Jason Hughes was speaking as he and his father, Jimmy, launched a new Northern Irish Cancer Care charity minibus service for cancer patients in the North West.

The Mayor of Derry, Councillor Brenda Stevenson pictured at Altngelvin Hospital on Monday morning to launch the Northern Ireland Cancer Care Minibus. This service will see cancer patients escorted to Belfast for treatment. Included are Jason Hughes and Jimmy Hughes. DER0915MC001

The Mayor of Derry, Councillor Brenda Stevenson pictured at Altngelvin Hospital on Monday morning to launch the Northern Ireland Cancer Care Minibus. This service will see cancer patients escorted to Belfast for treatment. Included are Jason Hughes and Jimmy Hughes. DER0915MC001

The launch took place at the entrance to the South Wing of Altnagelvin Hospital yesterday morning and was attended by the Mayor of Derry Brenda Stevenson.

The free bus service is being funded through public donations, collections and draws organised by the family and a team of local volunteers, as well as the proceeds from their Northern Irish Cancer Care charity shop on Spencer Road.
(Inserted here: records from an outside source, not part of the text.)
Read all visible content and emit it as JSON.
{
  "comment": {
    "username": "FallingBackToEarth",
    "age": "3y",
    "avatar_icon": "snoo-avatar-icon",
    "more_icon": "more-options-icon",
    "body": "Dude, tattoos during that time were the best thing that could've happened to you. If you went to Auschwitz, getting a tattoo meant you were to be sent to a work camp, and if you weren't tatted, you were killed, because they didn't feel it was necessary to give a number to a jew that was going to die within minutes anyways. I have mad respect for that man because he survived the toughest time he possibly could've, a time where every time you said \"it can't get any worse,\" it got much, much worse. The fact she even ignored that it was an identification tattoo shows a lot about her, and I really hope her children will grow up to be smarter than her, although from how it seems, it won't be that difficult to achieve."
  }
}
The name of the charity was designed to incorporate the name of Jimmy’s wife and Jason’s mother, Iris.

Jason Hughes, who is known locally as an accomplished singer and Garth Brooks tribute artist, said: “My mother passed away just over three years ago with cancer and we registered the charity to help cancer patients and their families.

“We have got fantastic support with Altnagelvin Hospital, Liz England and the PSNI Neighbourhood Unit are helping us and the Mayor has also kindly offered to help us.”

Speaking about the need for the service, Jason added: “We found that whenever my mum was getting treated in Belfast for cancer, there were a lot of patients not sick enough to get an ambulance but too sick to drive, so we felt we could help these people along, the patients and their families, take a bit of the burden off them and support them.”

Mayor Stevenson said: “It’s very, very important, given that we don’t have our own radiology clinic here yet in Altnagelvin and we are waiting on it being completed, that people who are having to travel up for treatment to Belfast can now go on the bus. They can go together, have a bit of camaraderie, a bit of support for each other and it’s there on a regular basis.

She added: “A lot of people down in this area don’t have access to transport and therefore are dependant on family members or taxis to get up for their much-needed treatment so I think this is a very welcome service, and I want to congratulate Jason for having the foresight to bring it forward.”

Volunteers from Northern Irish Cancer Care will be fundraising in the city centre this Saturday. Donations can also be left at the charity shop on Spencer Road.

The charity is non-funded and non-salaried and 100% of all money raised by the charity goes towards funding the cancer treatment transport service.